Dataset rows describing interfaces:
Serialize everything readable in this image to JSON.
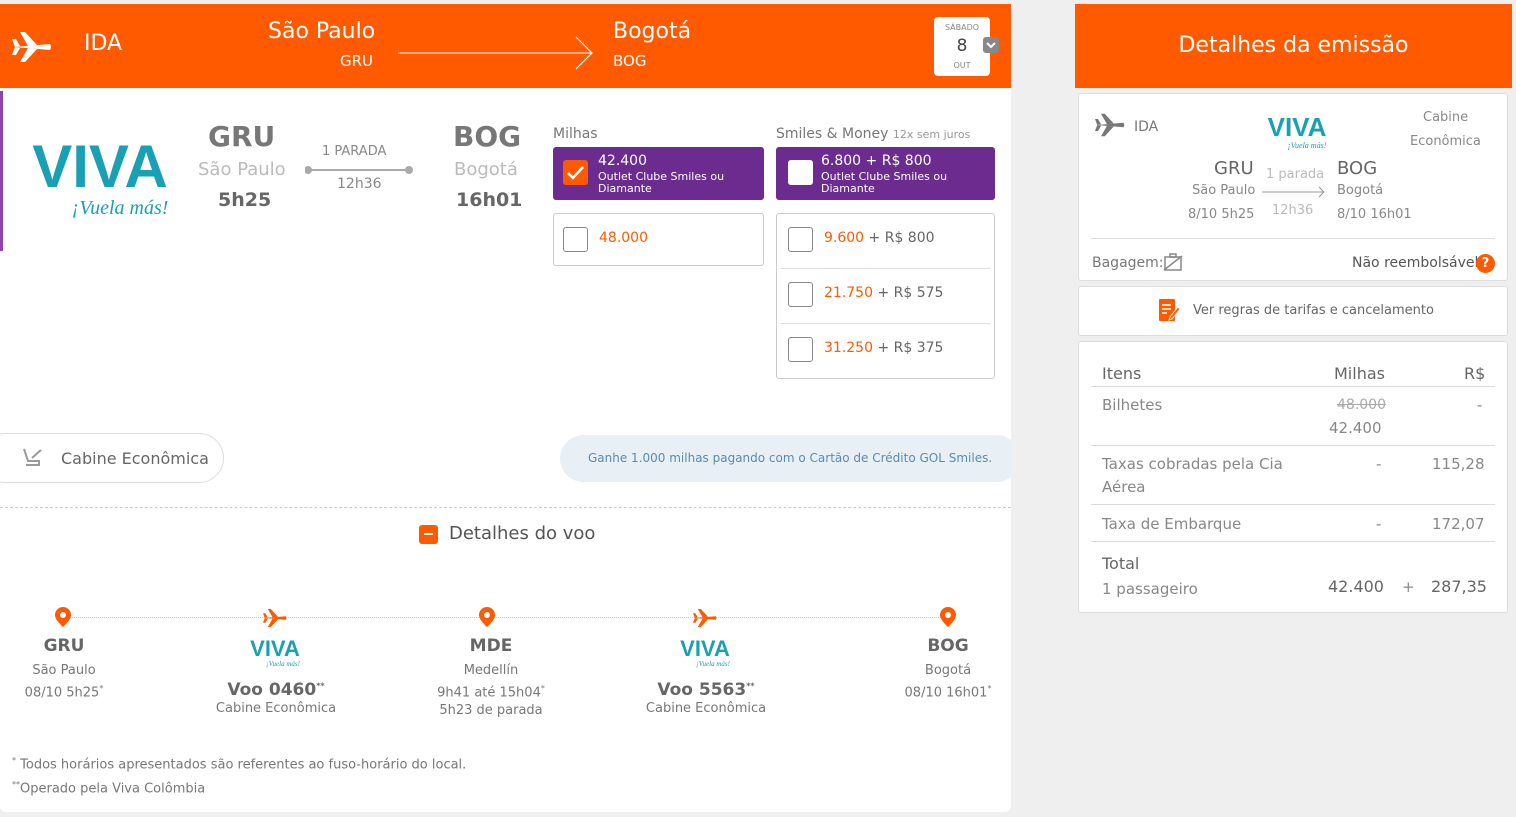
{
  "header": {
    "direction": "IDA",
    "origin_city": "São Paulo",
    "origin_code": "GRU",
    "destination_city": "Bogotá",
    "destination_code": "BOG",
    "date": {
      "weekday": "SÁBADO",
      "day": "8",
      "month": "OUT"
    }
  },
  "flight": {
    "airline_logo": "VIVA",
    "airline_tagline": "¡Vuela más!",
    "origin_code": "GRU",
    "origin_city": "São Paulo",
    "origin_time": "5h25",
    "stops": "1 PARADA",
    "duration": "12h36",
    "destination_code": "BOG",
    "destination_city": "Bogotá",
    "destination_time": "16h01"
  },
  "fares": {
    "miles_title": "Milhas",
    "sm_title": "Smiles & Money",
    "sm_subtitle": "12x sem juros",
    "miles_selected": {
      "value": "42.400",
      "desc": "Outlet Clube Smiles ou Diamante"
    },
    "sm_selected": {
      "value": "6.800 + R$ 800",
      "desc": "Outlet Clube Smiles ou Diamante"
    },
    "miles_option": "48.000",
    "sm_options": [
      {
        "miles": "9.600",
        "money": " + R$ 800"
      },
      {
        "miles": "21.750",
        "money": " + R$ 575"
      },
      {
        "miles": "31.250",
        "money": " + R$ 375"
      }
    ]
  },
  "cabin": "Cabine Econômica",
  "promo": "Ganhe 1.000 milhas pagando com o Cartão de Crédito GOL Smiles.",
  "details_title": "Detalhes do voo",
  "timeline": {
    "gru": {
      "code": "GRU",
      "city": "São Paulo",
      "time": "08/10 5h25"
    },
    "voo1": {
      "label": "Voo 0460",
      "mark": "**",
      "cabin": "Cabine Econômica"
    },
    "mde": {
      "code": "MDE",
      "city": "Medellín",
      "time": "9h41 até 15h04",
      "stop": "5h23 de parada"
    },
    "voo2": {
      "label": "Voo 5563",
      "mark": "**",
      "cabin": "Cabine Econômica"
    },
    "bog": {
      "code": "BOG",
      "city": "Bogotá",
      "time": "08/10 16h01"
    }
  },
  "footnotes": {
    "one_mark": "*",
    "one": "Todos horários apresentados são referentes ao fuso-horário do local.",
    "two_mark": "**",
    "two": "Operado pela Viva Colômbia"
  },
  "summary": {
    "title": "Detalhes da emissão",
    "direction": "IDA",
    "cabin_line1": "Cabine",
    "cabin_line2": "Econômica",
    "origin_code": "GRU",
    "origin_city": "São Paulo",
    "origin_datetime": "8/10 5h25",
    "stops": "1 parada",
    "duration": "12h36",
    "destination_code": "BOG",
    "destination_city": "Bogotá",
    "destination_datetime": "8/10 16h01",
    "baggage_label": "Bagagem:",
    "refund": "Não reembolsável",
    "rules_link": "Ver regras de tarifas e cancelamento"
  },
  "pricing": {
    "col_items": "Itens",
    "col_miles": "Milhas",
    "col_money": "R$",
    "rows": [
      {
        "item": "Bilhetes",
        "miles_old": "48.000",
        "miles": "42.400",
        "money": "-"
      },
      {
        "item": "Taxas cobradas pela Cia",
        "item2": "Aérea",
        "miles": "-",
        "money": "115,28"
      },
      {
        "item": "Taxa de Embarque",
        "miles": "-",
        "money": "172,07"
      }
    ],
    "total_label": "Total",
    "passengers": "1 passageiro",
    "total_miles": "42.400",
    "plus": "+",
    "total_money": "287,35"
  },
  "colors": {
    "brand": "#ff5a00",
    "fare_purple": "#6c2c8f",
    "viva_teal": "#1aa0b4"
  }
}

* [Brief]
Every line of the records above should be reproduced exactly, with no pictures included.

* [Exercise response]
Serialize everything readable in this image to JSON.
{
  "header": {
    "direction": "IDA",
    "origin_city": "São Paulo",
    "origin_code": "GRU",
    "destination_city": "Bogotá",
    "destination_code": "BOG",
    "date": {
      "weekday": "SÁBADO",
      "day": "8",
      "month": "OUT"
    }
  },
  "flight": {
    "airline_logo": "VIVA",
    "airline_tagline": "¡Vuela más!",
    "origin_code": "GRU",
    "origin_city": "São Paulo",
    "origin_time": "5h25",
    "stops": "1 PARADA",
    "duration": "12h36",
    "destination_code": "BOG",
    "destination_city": "Bogotá",
    "destination_time": "16h01"
  },
  "fares": {
    "miles_title": "Milhas",
    "sm_title": "Smiles & Money",
    "sm_subtitle": "12x sem juros",
    "miles_selected": {
      "value": "42.400",
      "desc": "Outlet Clube Smiles ou Diamante"
    },
    "sm_selected": {
      "value": "6.800 + R$ 800",
      "desc": "Outlet Clube Smiles ou Diamante"
    },
    "miles_option": "48.000",
    "sm_options": [
      {
        "miles": "9.600",
        "money": " + R$ 800"
      },
      {
        "miles": "21.750",
        "money": " + R$ 575"
      },
      {
        "miles": "31.250",
        "money": " + R$ 375"
      }
    ]
  },
  "cabin": "Cabine Econômica",
  "promo": "Ganhe 1.000 milhas pagando com o Cartão de Crédito GOL Smiles.",
  "details_title": "Detalhes do voo",
  "timeline": {
    "gru": {
      "code": "GRU",
      "city": "São Paulo",
      "time": "08/10 5h25"
    },
    "voo1": {
      "label": "Voo 0460",
      "mark": "**",
      "cabin": "Cabine Econômica"
    },
    "mde": {
      "code": "MDE",
      "city": "Medellín",
      "time": "9h41 até 15h04",
      "stop": "5h23 de parada"
    },
    "voo2": {
      "label": "Voo 5563",
      "mark": "**",
      "cabin": "Cabine Econômica"
    },
    "bog": {
      "code": "BOG",
      "city": "Bogotá",
      "time": "08/10 16h01"
    }
  },
  "footnotes": {
    "one_mark": "*",
    "one": "Todos horários apresentados são referentes ao fuso-horário do local.",
    "two_mark": "**",
    "two": "Operado pela Viva Colômbia"
  },
  "summary": {
    "title": "Detalhes da emissão",
    "direction": "IDA",
    "cabin_line1": "Cabine",
    "cabin_line2": "Econômica",
    "origin_code": "GRU",
    "origin_city": "São Paulo",
    "origin_datetime": "8/10 5h25",
    "stops": "1 parada",
    "duration": "12h36",
    "destination_code": "BOG",
    "destination_city": "Bogotá",
    "destination_datetime": "8/10 16h01",
    "baggage_label": "Bagagem:",
    "refund": "Não reembolsável",
    "rules_link": "Ver regras de tarifas e cancelamento"
  },
  "pricing": {
    "col_items": "Itens",
    "col_miles": "Milhas",
    "col_money": "R$",
    "rows": [
      {
        "item": "Bilhetes",
        "miles_old": "48.000",
        "miles": "42.400",
        "money": "-"
      },
      {
        "item": "Taxas cobradas pela Cia",
        "item2": "Aérea",
        "miles": "-",
        "money": "115,28"
      },
      {
        "item": "Taxa de Embarque",
        "miles": "-",
        "money": "172,07"
      }
    ],
    "total_label": "Total",
    "passengers": "1 passageiro",
    "total_miles": "42.400",
    "plus": "+",
    "total_money": "287,35"
  },
  "colors": {
    "brand": "#ff5a00",
    "fare_purple": "#6c2c8f",
    "viva_teal": "#1aa0b4"
  }
}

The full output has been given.